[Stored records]

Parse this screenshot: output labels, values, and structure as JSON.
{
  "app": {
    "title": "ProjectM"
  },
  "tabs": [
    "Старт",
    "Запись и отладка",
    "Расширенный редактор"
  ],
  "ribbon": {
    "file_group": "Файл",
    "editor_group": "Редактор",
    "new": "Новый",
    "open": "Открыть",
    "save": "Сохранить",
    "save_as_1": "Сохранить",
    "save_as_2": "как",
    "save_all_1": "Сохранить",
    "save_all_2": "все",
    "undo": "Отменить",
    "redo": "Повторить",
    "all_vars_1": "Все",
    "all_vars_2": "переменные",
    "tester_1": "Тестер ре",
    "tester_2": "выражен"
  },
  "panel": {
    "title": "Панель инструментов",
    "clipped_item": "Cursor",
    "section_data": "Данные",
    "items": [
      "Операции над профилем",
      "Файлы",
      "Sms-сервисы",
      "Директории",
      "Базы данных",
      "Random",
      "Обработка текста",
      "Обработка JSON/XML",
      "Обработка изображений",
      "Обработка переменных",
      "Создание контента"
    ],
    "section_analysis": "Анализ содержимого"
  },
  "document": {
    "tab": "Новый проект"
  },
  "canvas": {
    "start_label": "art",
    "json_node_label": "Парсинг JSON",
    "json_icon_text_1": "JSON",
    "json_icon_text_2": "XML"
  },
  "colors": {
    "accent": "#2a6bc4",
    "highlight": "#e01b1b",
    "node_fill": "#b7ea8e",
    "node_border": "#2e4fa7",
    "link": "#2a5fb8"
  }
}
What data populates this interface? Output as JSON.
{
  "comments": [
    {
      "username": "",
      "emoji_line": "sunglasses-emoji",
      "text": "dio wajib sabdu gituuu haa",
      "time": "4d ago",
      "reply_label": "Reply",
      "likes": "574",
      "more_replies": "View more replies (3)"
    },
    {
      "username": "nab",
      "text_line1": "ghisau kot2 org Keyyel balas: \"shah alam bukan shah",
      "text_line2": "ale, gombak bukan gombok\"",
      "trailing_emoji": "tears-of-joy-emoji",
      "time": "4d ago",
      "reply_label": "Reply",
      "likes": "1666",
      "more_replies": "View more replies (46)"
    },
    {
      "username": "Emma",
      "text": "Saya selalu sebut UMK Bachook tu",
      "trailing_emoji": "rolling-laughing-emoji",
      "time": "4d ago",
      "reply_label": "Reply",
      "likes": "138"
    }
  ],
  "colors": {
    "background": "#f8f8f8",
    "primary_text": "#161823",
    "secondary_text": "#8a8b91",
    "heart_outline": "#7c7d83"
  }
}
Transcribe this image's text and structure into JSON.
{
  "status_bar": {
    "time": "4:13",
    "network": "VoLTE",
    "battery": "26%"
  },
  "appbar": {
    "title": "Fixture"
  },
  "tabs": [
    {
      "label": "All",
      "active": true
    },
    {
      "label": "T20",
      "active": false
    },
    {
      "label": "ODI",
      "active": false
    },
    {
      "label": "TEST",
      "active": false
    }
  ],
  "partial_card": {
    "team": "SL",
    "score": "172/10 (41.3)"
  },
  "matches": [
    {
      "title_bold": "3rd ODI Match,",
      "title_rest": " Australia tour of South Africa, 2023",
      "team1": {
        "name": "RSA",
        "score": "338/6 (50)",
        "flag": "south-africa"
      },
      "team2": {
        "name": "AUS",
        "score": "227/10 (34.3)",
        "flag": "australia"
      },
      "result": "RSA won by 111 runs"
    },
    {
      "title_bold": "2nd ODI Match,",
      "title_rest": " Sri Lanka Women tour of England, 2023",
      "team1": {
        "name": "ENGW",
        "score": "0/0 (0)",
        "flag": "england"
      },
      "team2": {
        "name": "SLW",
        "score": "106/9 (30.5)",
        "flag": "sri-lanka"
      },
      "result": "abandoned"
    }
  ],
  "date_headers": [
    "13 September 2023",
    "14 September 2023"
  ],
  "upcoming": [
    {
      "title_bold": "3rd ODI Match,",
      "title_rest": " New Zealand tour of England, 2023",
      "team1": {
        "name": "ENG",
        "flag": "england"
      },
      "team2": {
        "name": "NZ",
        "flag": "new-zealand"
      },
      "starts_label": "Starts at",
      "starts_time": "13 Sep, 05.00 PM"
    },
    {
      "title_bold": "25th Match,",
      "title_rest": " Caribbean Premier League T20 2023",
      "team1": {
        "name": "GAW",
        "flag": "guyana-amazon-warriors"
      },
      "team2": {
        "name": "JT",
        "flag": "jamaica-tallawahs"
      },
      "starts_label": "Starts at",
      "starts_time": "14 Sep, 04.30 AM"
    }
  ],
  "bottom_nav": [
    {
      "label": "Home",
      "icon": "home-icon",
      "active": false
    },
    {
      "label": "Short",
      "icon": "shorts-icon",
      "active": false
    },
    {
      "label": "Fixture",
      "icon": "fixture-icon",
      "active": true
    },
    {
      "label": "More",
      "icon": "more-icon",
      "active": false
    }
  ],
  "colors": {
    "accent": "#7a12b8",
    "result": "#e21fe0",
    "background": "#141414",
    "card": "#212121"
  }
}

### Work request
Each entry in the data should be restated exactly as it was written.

### Response
Parse this screenshot: output labels, values, and structure as JSON.
{
  "app": {
    "title": "ProjectM"
  },
  "tabs": [
    "Старт",
    "Запись и отладка",
    "Расширенный редактор"
  ],
  "ribbon": {
    "file_group": "Файл",
    "editor_group": "Редактор",
    "new": "Новый",
    "open": "Открыть",
    "save": "Сохранить",
    "save_as_1": "Сохранить",
    "save_as_2": "как",
    "save_all_1": "Сохранить",
    "save_all_2": "все",
    "undo": "Отменить",
    "redo": "Повторить",
    "all_vars_1": "Все",
    "all_vars_2": "переменные",
    "tester_1": "Тестер ре",
    "tester_2": "выражен"
  },
  "panel": {
    "title": "Панель инструментов",
    "clipped_item": "Cursor",
    "section_data": "Данные",
    "items": [
      "Операции над профилем",
      "Файлы",
      "Sms-сервисы",
      "Директории",
      "Базы данных",
      "Random",
      "Обработка текста",
      "Обработка JSON/XML",
      "Обработка изображений",
      "Обработка переменных",
      "Создание контента"
    ],
    "section_analysis": "Анализ содержимого"
  },
  "document": {
    "tab": "Новый проект"
  },
  "canvas": {
    "start_label": "art",
    "json_node_label": "Парсинг JSON",
    "json_icon_text_1": "JSON",
    "json_icon_text_2": "XML"
  },
  "colors": {
    "accent": "#2a6bc4",
    "highlight": "#e01b1b",
    "node_fill": "#b7ea8e",
    "node_border": "#2e4fa7",
    "link": "#2a5fb8"
  }
}
What data populates this interface? Output as JSON.
{
  "comments": [
    {
      "username": "",
      "emoji_line": "sunglasses-emoji",
      "text": "dio wajib sabdu gituuu haa",
      "time": "4d ago",
      "reply_label": "Reply",
      "likes": "574",
      "more_replies": "View more replies (3)"
    },
    {
      "username": "nab",
      "text_line1": "ghisau kot2 org Keyyel balas: \"shah alam bukan shah",
      "text_line2": "ale, gombak bukan gombok\"",
      "trailing_emoji": "tears-of-joy-emoji",
      "time": "4d ago",
      "reply_label": "Reply",
      "likes": "1666",
      "more_replies": "View more replies (46)"
    },
    {
      "username": "Emma",
      "text": "Saya selalu sebut UMK Bachook tu",
      "trailing_emoji": "rolling-laughing-emoji",
      "time": "4d ago",
      "reply_label": "Reply",
      "likes": "138"
    }
  ],
  "colors": {
    "background": "#f8f8f8",
    "primary_text": "#161823",
    "secondary_text": "#8a8b91",
    "heart_outline": "#7c7d83"
  }
}
Transcribe this image's text and structure into JSON.
{
  "status_bar": {
    "time": "4:13",
    "network": "VoLTE",
    "battery": "26%"
  },
  "appbar": {
    "title": "Fixture"
  },
  "tabs": [
    {
      "label": "All",
      "active": true
    },
    {
      "label": "T20",
      "active": false
    },
    {
      "label": "ODI",
      "active": false
    },
    {
      "label": "TEST",
      "active": false
    }
  ],
  "partial_card": {
    "team": "SL",
    "score": "172/10 (41.3)"
  },
  "matches": [
    {
      "title_bold": "3rd ODI Match,",
      "title_rest": " Australia tour of South Africa, 2023",
      "team1": {
        "name": "RSA",
        "score": "338/6 (50)",
        "flag": "south-africa"
      },
      "team2": {
        "name": "AUS",
        "score": "227/10 (34.3)",
        "flag": "australia"
      },
      "result": "RSA won by 111 runs"
    },
    {
      "title_bold": "2nd ODI Match,",
      "title_rest": " Sri Lanka Women tour of England, 2023",
      "team1": {
        "name": "ENGW",
        "score": "0/0 (0)",
        "flag": "england"
      },
      "team2": {
        "name": "SLW",
        "score": "106/9 (30.5)",
        "flag": "sri-lanka"
      },
      "result": "abandoned"
    }
  ],
  "date_headers": [
    "13 September 2023",
    "14 September 2023"
  ],
  "upcoming": [
    {
      "title_bold": "3rd ODI Match,",
      "title_rest": " New Zealand tour of England, 2023",
      "team1": {
        "name": "ENG",
        "flag": "england"
      },
      "team2": {
        "name": "NZ",
        "flag": "new-zealand"
      },
      "starts_label": "Starts at",
      "starts_time": "13 Sep, 05.00 PM"
    },
    {
      "title_bold": "25th Match,",
      "title_rest": " Caribbean Premier League T20 2023",
      "team1": {
        "name": "GAW",
        "flag": "guyana-amazon-warriors"
      },
      "team2": {
        "name": "JT",
        "flag": "jamaica-tallawahs"
      },
      "starts_label": "Starts at",
      "starts_time": "14 Sep, 04.30 AM"
    }
  ],
  "bottom_nav": [
    {
      "label": "Home",
      "icon": "home-icon",
      "active": false
    },
    {
      "label": "Short",
      "icon": "shorts-icon",
      "active": false
    },
    {
      "label": "Fixture",
      "icon": "fixture-icon",
      "active": true
    },
    {
      "label": "More",
      "icon": "more-icon",
      "active": false
    }
  ],
  "colors": {
    "accent": "#7a12b8",
    "result": "#e21fe0",
    "background": "#141414",
    "card": "#212121"
  }
}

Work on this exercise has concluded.